In the vein of "nobody ever got fired for buying IBM", no teacher ever got fired for storing all of their students' data locally, whether on a personal PC or a physical gradebook. I have worked with businesses that do not want to store data in the cloud (Amazon, Salesforce, etc) if the data is at all confidential. They have a point: the risks of local data storage are serious but intuitive, whereas the average person has only your word regarding the safety of the cloud. And teachers, like doctors and bankers, have auditors that they would have to persuade to accept the new technology.
I would not be surprised if the post mortem reveals that some teachers brought this app up with their administrators, who responded, "That app would be handy for you, but if there is theft or corruption of your students' data, how would we defend ourselves in the ensuing lawsuits? 'The developer seemed reliable?'"
I make my living selling software to teachers, and the privacy issue comes up about 1 in 20 sales. It is an issue, but not a deal breaker. If a teacher has an online grade book they can share with parents, and it gets results, then teachers will buy the software.
Irrational lawsuit paranoia is a real problem, but it is not the reason this product failed.
I'll bet that you're thinking that this will have to wait a decade or two, until every car on the road has a new generation of computers installed. Look up a Mercedes product called Distronics Plus and a company called Autoliv. These guys are already mounting stereo cameras and long-wavelength IR (heat) cameras on production luxury cars to detect turn signals, pedestrians, and license plates of other cars. When 50% of cars have radars linked to their cruise control, it's a matter of iteration to let them share data, then to characterize the remaining vehicles on the road based on the aggregate observational data.
Your '95 Civic may not be announcing its velocity, but when the car behind you and the car in front of you have both read your license plate and agree on your speed, you may as well be.
Prizewinning 2004 research by LC Davis of Umich showed that stop/go traffic jams were eliminated by adding in a certain percentage of cars with Adaptive Cruise Control (ACC.) It only took a little less than 1 in 5 cars.
Yes, and "if Captain Sully had been flying an Airbus he would have crashed because they don't allow manual control". The objective is to reduce the total number of crashes, even if that means that you feel like you have less control of when you do crash.
I am extremely surprised that cloud servers did not play a bigger part here. This Is What They're Perfect For: renting the equivalent of enormous datacenters for a brief period without much notice or prior/post capital investment. Password/hash cracking has always struck me as the archetypal use of Amazon/Rackspace/Linode/etc.
To beat the old drum: Email isn't intended to be secure anyway. Relying on email addresses to maintain privacy and authenticity is like relying on Caller ID to verify callers' identities. (See spoofcard.com.)

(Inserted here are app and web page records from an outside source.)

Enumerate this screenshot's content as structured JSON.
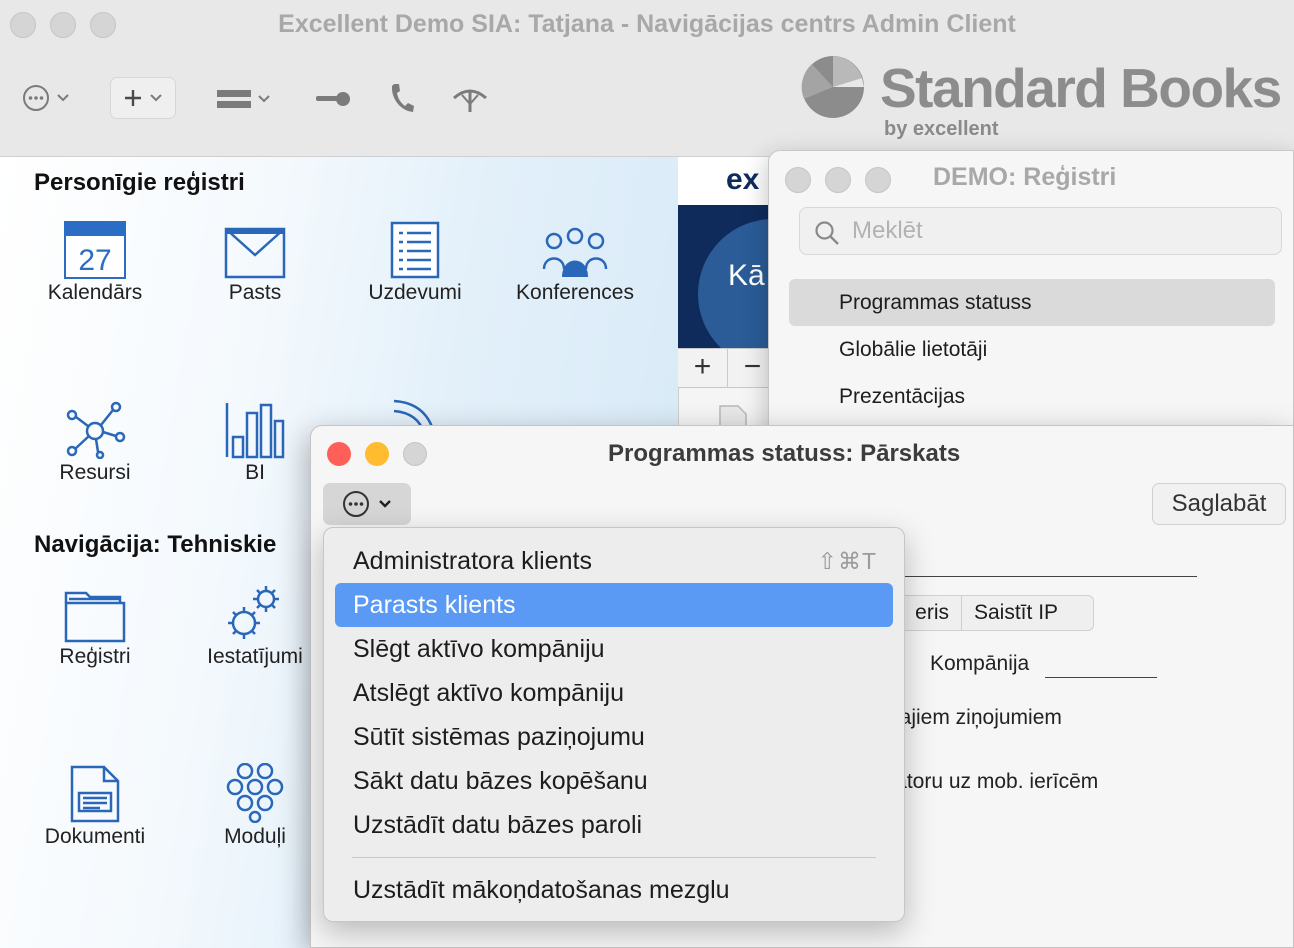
{
  "main_window": {
    "title": "Excellent Demo SIA: Tatjana - Navigācijas centrs Admin Client",
    "brand": {
      "name": "Standard Books",
      "sub": "by excellent"
    },
    "toolbar": [
      {
        "icon": "ellipsis-circle-icon"
      },
      {
        "icon": "plus-icon"
      },
      {
        "icon": "list-icon"
      },
      {
        "icon": "key-icon"
      },
      {
        "icon": "phone-icon"
      },
      {
        "icon": "antenna-icon"
      }
    ],
    "section_personal": "Personīgie reģistri",
    "personal_tiles": [
      {
        "label": "Kalendārs",
        "icon": "calendar-icon",
        "calendar_day": "27"
      },
      {
        "label": "Pasts",
        "icon": "mail-icon"
      },
      {
        "label": "Uzdevumi",
        "icon": "tasks-icon"
      },
      {
        "label": "Konferences",
        "icon": "conferences-icon"
      },
      {
        "label": "Resursi",
        "icon": "resources-icon"
      },
      {
        "label": "BI",
        "icon": "bar-chart-icon"
      }
    ],
    "section_nav": "Navigācija: Tehniskie",
    "nav_tiles": [
      {
        "label": "Reģistri",
        "icon": "folder-icon"
      },
      {
        "label": "Iestatījumi",
        "icon": "settings-gears-icon"
      },
      {
        "label": "Dokumenti",
        "icon": "document-icon"
      },
      {
        "label": "Moduļi",
        "icon": "modules-hexagons-icon"
      }
    ],
    "ad_text_top": "ex",
    "ad_text": "Kā",
    "plus_label": "+",
    "minus_label": "−"
  },
  "registers_window": {
    "title": "DEMO: Reģistri",
    "search_placeholder": "Meklēt",
    "items": [
      "Programmas statuss",
      "Globālie lietotāji",
      "Prezentācijas"
    ],
    "selected_index": 0
  },
  "status_window": {
    "title": "Programmas statuss: Pārskats",
    "save_label": "Saglabāt",
    "segment_left": "eris",
    "segment_right": "Saistīt IP",
    "company_label": "Kompānija",
    "text_line1": "ītajiem ziņojumiem",
    "text_line2": "ikatoru uz mob. ierīcēm"
  },
  "action_menu": {
    "items": [
      {
        "label": "Administratora klients",
        "shortcut": "⇧⌘T"
      },
      {
        "label": "Parasts klients",
        "highlighted": true
      },
      {
        "label": "Slēgt aktīvo kompāniju"
      },
      {
        "label": "Atslēgt aktīvo kompāniju"
      },
      {
        "label": "Sūtīt sistēmas paziņojumu"
      },
      {
        "label": "Sākt datu bāzes kopēšanu"
      },
      {
        "label": "Uzstādīt datu bāzes paroli"
      }
    ],
    "footer_item": "Uzstādīt mākoņdatošanas mezglu"
  },
  "colors": {
    "menu_highlight": "#5a9af5",
    "traffic_close": "#fe5f57",
    "traffic_minimize": "#febc2e",
    "calendar_blue": "#2b6cc4",
    "icon_blue": "#2a67b8"
  }
}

Yeah, it's still shocking to me how many fortune 500 companies still don't understand how vulnerable they are to simple hacks like this. I would've thought it would be SOP (standard operating procedure) to encrypt their email years ago.

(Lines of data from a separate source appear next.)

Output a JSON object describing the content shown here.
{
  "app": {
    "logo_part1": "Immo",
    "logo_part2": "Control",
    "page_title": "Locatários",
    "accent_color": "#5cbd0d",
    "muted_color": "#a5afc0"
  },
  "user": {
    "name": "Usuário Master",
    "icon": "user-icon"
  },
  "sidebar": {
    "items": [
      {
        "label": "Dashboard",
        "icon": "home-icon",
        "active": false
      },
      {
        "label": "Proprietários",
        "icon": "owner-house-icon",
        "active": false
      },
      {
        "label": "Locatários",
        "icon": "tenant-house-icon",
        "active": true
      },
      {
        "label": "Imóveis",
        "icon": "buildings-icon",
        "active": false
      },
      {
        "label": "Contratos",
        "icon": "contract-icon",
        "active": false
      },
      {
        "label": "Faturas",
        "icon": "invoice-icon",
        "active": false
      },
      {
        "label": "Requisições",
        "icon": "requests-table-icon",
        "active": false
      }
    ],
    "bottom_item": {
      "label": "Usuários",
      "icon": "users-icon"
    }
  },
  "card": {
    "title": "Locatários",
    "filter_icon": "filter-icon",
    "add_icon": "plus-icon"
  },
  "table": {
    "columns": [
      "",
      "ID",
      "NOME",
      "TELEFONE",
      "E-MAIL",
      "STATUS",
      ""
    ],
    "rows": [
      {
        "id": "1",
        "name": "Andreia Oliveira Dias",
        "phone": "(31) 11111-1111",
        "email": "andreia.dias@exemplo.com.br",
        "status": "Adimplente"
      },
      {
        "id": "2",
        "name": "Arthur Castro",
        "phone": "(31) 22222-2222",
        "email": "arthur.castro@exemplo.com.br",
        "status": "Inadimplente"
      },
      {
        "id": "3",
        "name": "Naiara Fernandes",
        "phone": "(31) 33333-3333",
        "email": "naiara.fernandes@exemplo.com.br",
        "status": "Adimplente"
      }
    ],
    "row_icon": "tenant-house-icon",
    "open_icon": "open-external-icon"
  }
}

I guess a normal level of paranoia hasn't quite reached those companies yet huh?
If I were the Square founders, and I was expecting conventional credit card processors to go on the offensive, I might offer them a red herring: a simple technical limitation, something on which the competition would focus exclusively. The trick is that I would choose this technical limitation such that I could suddenly correct it at a later date, leaving my competitors without any ammo.
If I were feeling really clever, I might choose this herring such that my initial costs were also reduced. For example, I could make my initial card scanner so simple that it doesn't even require a watch battery or Hijack-style power. Of course, I couldn't encrypt data passing through the jack ... until I decide to send out a new version of the card scanner with an extra $3 worth of microcontrollers and batteries inside. (Wait for it...)

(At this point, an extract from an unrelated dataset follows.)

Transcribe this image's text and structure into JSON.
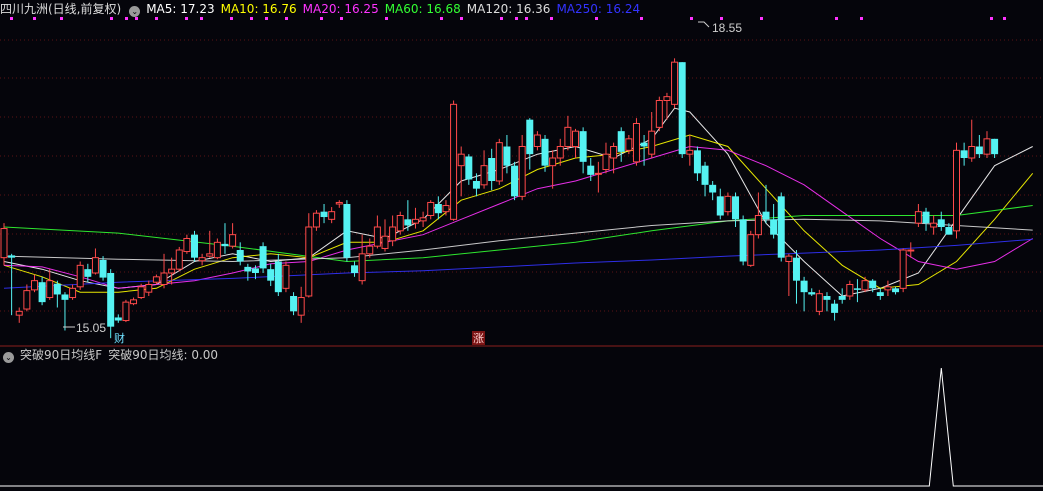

P.S. - I doubt very much that I would have thought of that ahead of time. But, maybe the Square guys are smarter.